Heat a tablespoon of oil in a frying pan (med-high) and drop in about three leaves of sage. Let them frizzle and crisp for a moment, then reduce the heat to medium and toss in one finely chopped brown onion and two – three rashers of bacon, also trimmed and finely chopped. Cook, stirring for three minutes, or until onion is soft and translucent. Dump this into your breadcrumbs and mix it around with a wooden spoon. See if, when you squeeze the mixture in your fist, it keeps its shape. If not, try adding an egg, a little milk or some melted butter to bind it together. Once the mess is moist enough to hold a shape without being sticky, it’s ready to go.
Get your oven preheating to about 190°celsius (a little up or down won’t matter). Give your (thawed) chook a good wash with cold water, including inside the cavity. Dry it off with paper towels or tea towels if you plan to wash them right away. Then, trim off any fat you don’t fancy, shove in your stuffing and secure the cavity with toothpicks. Lightly oil and salt the outside (if you want to) and put it in the oven, breast side down for thirty minutes.
I also include a head of garlic during this first part of the cooking time (garlic needs very little time to roast) for use in soups and sauces through the week. Just stick it in the fridge and it will keep almost forever.
For a weeknight dinner, I don’t do anything very elaborate with the veg; I usually toss them in a small amount of olive oil and season them with garlic powder and chopped rosemary. Ditto the greens; today’s are a combination of broccoli and beans, steamed for two minutes. After two minutes, I add spinach, flat leafed parsley, basil and a tiny wodge of butter and steam the lot for one more minute.

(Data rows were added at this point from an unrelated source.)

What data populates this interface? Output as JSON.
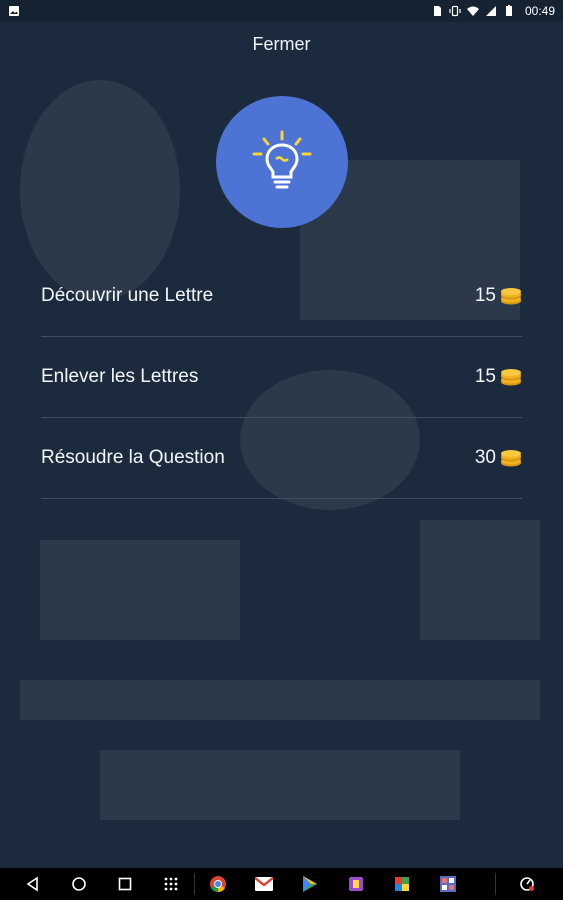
{
  "status_bar": {
    "time": "00:49",
    "icons": [
      "image-icon",
      "sim-icon",
      "vibrate-icon",
      "wifi-icon",
      "signal-icon",
      "battery-icon"
    ]
  },
  "close_label": "Fermer",
  "hints": [
    {
      "label": "Découvrir une Lettre",
      "price": "15"
    },
    {
      "label": "Enlever les Lettres",
      "price": "15"
    },
    {
      "label": "Résoudre la Question",
      "price": "30"
    }
  ],
  "colors": {
    "background": "#1b2a3c",
    "bulb_circle": "#4d73d5",
    "bulb_yellow": "#f5d53a",
    "coin_gold": "#f2b321",
    "divider": "#3d4e61"
  },
  "nav_bar": {
    "buttons": [
      "back-icon",
      "home-icon",
      "recents-icon",
      "app-drawer-icon"
    ],
    "apps": [
      "chrome-icon",
      "gmail-icon",
      "play-store-icon",
      "app-icon-1",
      "app-icon-2",
      "app-icon-3"
    ],
    "extra": "screen-timer-icon"
  }
}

Potatoes, however are a serious matter. For super crunchy spuds without a lot of oil, peel, chop and then par boil them (starting from cold) for ten minutes until the outside is soft. Drain your potatoes, then toss them in their sieve to break up their outsides. Then tumble them in your oil and seasonings.
Put your potatoes and other baking veg on a tray together (tonight we’re having pumpkin, onion, carrot and finger eggplant). Once your chicken has been in the oven for thirty minutes, turn it breast side up and put it on the lower oven shelf, with your tray of vegies on the top shelf. Also take this time to pour off and store and juices collected on the tray; you’ll want them for gravy or soups.
After half an hour, add your soft vegies (this is when I actually add the eggplant), like tomatoes, zucchini or capsicum. Wait another half hour and your dinner is done!
Once you’ve done your prep, this meal will cook quite happily without your supervision. You can have a bath, do some cleaning, entertain guests, whatever you’d like. If you’re the forgetful type, though, make sure you set a timer. You can also be really lazy if you want and just throw in all of your vegies at the one hour mark soft ones included; just don’t blame me if you end up with salsa!
P.S. I tried to keep the word count down, so I might have left something out. If you have any questions, just send me a message and I’ll clear it up.